(Saved data entries)
◆ ◆ ◆
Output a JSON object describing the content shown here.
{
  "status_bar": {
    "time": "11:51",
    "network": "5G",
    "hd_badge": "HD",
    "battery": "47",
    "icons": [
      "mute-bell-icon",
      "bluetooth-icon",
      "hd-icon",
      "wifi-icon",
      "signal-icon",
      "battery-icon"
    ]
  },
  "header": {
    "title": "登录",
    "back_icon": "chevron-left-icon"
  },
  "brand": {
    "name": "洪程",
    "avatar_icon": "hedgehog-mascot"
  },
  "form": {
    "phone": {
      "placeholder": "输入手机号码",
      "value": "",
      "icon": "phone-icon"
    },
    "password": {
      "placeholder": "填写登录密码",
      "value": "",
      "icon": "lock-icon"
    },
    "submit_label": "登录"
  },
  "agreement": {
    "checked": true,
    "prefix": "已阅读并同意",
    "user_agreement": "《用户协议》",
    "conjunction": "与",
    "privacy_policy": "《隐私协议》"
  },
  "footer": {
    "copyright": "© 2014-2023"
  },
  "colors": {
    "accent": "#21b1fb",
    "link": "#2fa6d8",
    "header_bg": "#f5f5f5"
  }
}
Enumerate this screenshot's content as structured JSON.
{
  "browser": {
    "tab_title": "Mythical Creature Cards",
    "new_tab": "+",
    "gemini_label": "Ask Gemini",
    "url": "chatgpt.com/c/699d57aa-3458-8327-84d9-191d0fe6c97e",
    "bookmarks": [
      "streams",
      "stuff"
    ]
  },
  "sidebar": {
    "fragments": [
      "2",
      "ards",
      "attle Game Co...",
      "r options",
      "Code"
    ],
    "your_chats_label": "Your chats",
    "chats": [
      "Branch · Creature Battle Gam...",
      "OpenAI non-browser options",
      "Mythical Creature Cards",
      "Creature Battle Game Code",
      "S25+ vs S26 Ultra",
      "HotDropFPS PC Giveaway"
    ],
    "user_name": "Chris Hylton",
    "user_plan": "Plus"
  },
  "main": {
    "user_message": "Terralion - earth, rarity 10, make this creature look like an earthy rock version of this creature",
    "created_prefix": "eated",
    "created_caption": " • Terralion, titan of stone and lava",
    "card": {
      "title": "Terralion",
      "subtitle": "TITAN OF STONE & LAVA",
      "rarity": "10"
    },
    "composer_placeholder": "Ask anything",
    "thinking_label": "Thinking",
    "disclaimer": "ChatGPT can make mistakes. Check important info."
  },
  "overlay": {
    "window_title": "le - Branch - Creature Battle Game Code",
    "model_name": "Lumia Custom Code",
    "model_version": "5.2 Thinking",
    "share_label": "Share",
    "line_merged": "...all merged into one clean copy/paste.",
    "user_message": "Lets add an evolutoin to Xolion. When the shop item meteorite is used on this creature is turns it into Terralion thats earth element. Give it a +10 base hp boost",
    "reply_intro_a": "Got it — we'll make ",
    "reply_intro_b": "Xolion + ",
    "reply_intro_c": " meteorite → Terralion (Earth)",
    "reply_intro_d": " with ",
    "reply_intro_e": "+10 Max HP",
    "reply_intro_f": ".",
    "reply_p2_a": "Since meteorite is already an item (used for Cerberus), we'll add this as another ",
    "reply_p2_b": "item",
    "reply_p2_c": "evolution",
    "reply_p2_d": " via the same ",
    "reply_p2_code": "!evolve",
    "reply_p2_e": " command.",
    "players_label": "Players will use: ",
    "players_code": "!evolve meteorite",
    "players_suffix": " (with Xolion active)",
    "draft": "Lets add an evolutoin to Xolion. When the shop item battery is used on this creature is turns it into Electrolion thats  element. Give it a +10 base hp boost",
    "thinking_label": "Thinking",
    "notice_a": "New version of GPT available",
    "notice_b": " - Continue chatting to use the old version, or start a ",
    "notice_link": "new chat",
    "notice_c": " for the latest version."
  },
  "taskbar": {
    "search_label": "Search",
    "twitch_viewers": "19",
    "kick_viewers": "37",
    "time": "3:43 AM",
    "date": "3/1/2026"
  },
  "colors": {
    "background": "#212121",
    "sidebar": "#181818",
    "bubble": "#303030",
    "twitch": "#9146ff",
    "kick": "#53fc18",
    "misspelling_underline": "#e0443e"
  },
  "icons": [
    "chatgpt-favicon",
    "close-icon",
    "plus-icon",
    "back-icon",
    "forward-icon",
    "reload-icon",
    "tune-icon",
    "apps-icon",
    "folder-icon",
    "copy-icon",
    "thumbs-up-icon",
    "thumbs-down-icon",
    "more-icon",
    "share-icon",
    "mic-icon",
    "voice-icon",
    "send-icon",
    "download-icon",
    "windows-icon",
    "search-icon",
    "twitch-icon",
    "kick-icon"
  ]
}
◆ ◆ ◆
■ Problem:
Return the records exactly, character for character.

■ Response to this exercise:
Output a JSON object describing the content shown here.
{
  "status_bar": {
    "time": "11:51",
    "network": "5G",
    "hd_badge": "HD",
    "battery": "47",
    "icons": [
      "mute-bell-icon",
      "bluetooth-icon",
      "hd-icon",
      "wifi-icon",
      "signal-icon",
      "battery-icon"
    ]
  },
  "header": {
    "title": "登录",
    "back_icon": "chevron-left-icon"
  },
  "brand": {
    "name": "洪程",
    "avatar_icon": "hedgehog-mascot"
  },
  "form": {
    "phone": {
      "placeholder": "输入手机号码",
      "value": "",
      "icon": "phone-icon"
    },
    "password": {
      "placeholder": "填写登录密码",
      "value": "",
      "icon": "lock-icon"
    },
    "submit_label": "登录"
  },
  "agreement": {
    "checked": true,
    "prefix": "已阅读并同意",
    "user_agreement": "《用户协议》",
    "conjunction": "与",
    "privacy_policy": "《隐私协议》"
  },
  "footer": {
    "copyright": "© 2014-2023"
  },
  "colors": {
    "accent": "#21b1fb",
    "link": "#2fa6d8",
    "header_bg": "#f5f5f5"
  }
}
Enumerate this screenshot's content as structured JSON.
{
  "browser": {
    "tab_title": "Mythical Creature Cards",
    "new_tab": "+",
    "gemini_label": "Ask Gemini",
    "url": "chatgpt.com/c/699d57aa-3458-8327-84d9-191d0fe6c97e",
    "bookmarks": [
      "streams",
      "stuff"
    ]
  },
  "sidebar": {
    "fragments": [
      "2",
      "ards",
      "attle Game Co...",
      "r options",
      "Code"
    ],
    "your_chats_label": "Your chats",
    "chats": [
      "Branch · Creature Battle Gam...",
      "OpenAI non-browser options",
      "Mythical Creature Cards",
      "Creature Battle Game Code",
      "S25+ vs S26 Ultra",
      "HotDropFPS PC Giveaway"
    ],
    "user_name": "Chris Hylton",
    "user_plan": "Plus"
  },
  "main": {
    "user_message": "Terralion - earth, rarity 10, make this creature look like an earthy rock version of this creature",
    "created_prefix": "eated",
    "created_caption": " • Terralion, titan of stone and lava",
    "card": {
      "title": "Terralion",
      "subtitle": "TITAN OF STONE & LAVA",
      "rarity": "10"
    },
    "composer_placeholder": "Ask anything",
    "thinking_label": "Thinking",
    "disclaimer": "ChatGPT can make mistakes. Check important info."
  },
  "overlay": {
    "window_title": "le - Branch - Creature Battle Game Code",
    "model_name": "Lumia Custom Code",
    "model_version": "5.2 Thinking",
    "share_label": "Share",
    "line_merged": "...all merged into one clean copy/paste.",
    "user_message": "Lets add an evolutoin to Xolion. When the shop item meteorite is used on this creature is turns it into Terralion thats earth element. Give it a +10 base hp boost",
    "reply_intro_a": "Got it — we'll make ",
    "reply_intro_b": "Xolion + ",
    "reply_intro_c": " meteorite → Terralion (Earth)",
    "reply_intro_d": " with ",
    "reply_intro_e": "+10 Max HP",
    "reply_intro_f": ".",
    "reply_p2_a": "Since meteorite is already an item (used for Cerberus), we'll add this as another ",
    "reply_p2_b": "item",
    "reply_p2_c": "evolution",
    "reply_p2_d": " via the same ",
    "reply_p2_code": "!evolve",
    "reply_p2_e": " command.",
    "players_label": "Players will use: ",
    "players_code": "!evolve meteorite",
    "players_suffix": " (with Xolion active)",
    "draft": "Lets add an evolutoin to Xolion. When the shop item battery is used on this creature is turns it into Electrolion thats  element. Give it a +10 base hp boost",
    "thinking_label": "Thinking",
    "notice_a": "New version of GPT available",
    "notice_b": " - Continue chatting to use the old version, or start a ",
    "notice_link": "new chat",
    "notice_c": " for the latest version."
  },
  "taskbar": {
    "search_label": "Search",
    "twitch_viewers": "19",
    "kick_viewers": "37",
    "time": "3:43 AM",
    "date": "3/1/2026"
  },
  "colors": {
    "background": "#212121",
    "sidebar": "#181818",
    "bubble": "#303030",
    "twitch": "#9146ff",
    "kick": "#53fc18",
    "misspelling_underline": "#e0443e"
  },
  "icons": [
    "chatgpt-favicon",
    "close-icon",
    "plus-icon",
    "back-icon",
    "forward-icon",
    "reload-icon",
    "tune-icon",
    "apps-icon",
    "folder-icon",
    "copy-icon",
    "thumbs-up-icon",
    "thumbs-down-icon",
    "more-icon",
    "share-icon",
    "mic-icon",
    "voice-icon",
    "send-icon",
    "download-icon",
    "windows-icon",
    "search-icon",
    "twitch-icon",
    "kick-icon"
  ]
}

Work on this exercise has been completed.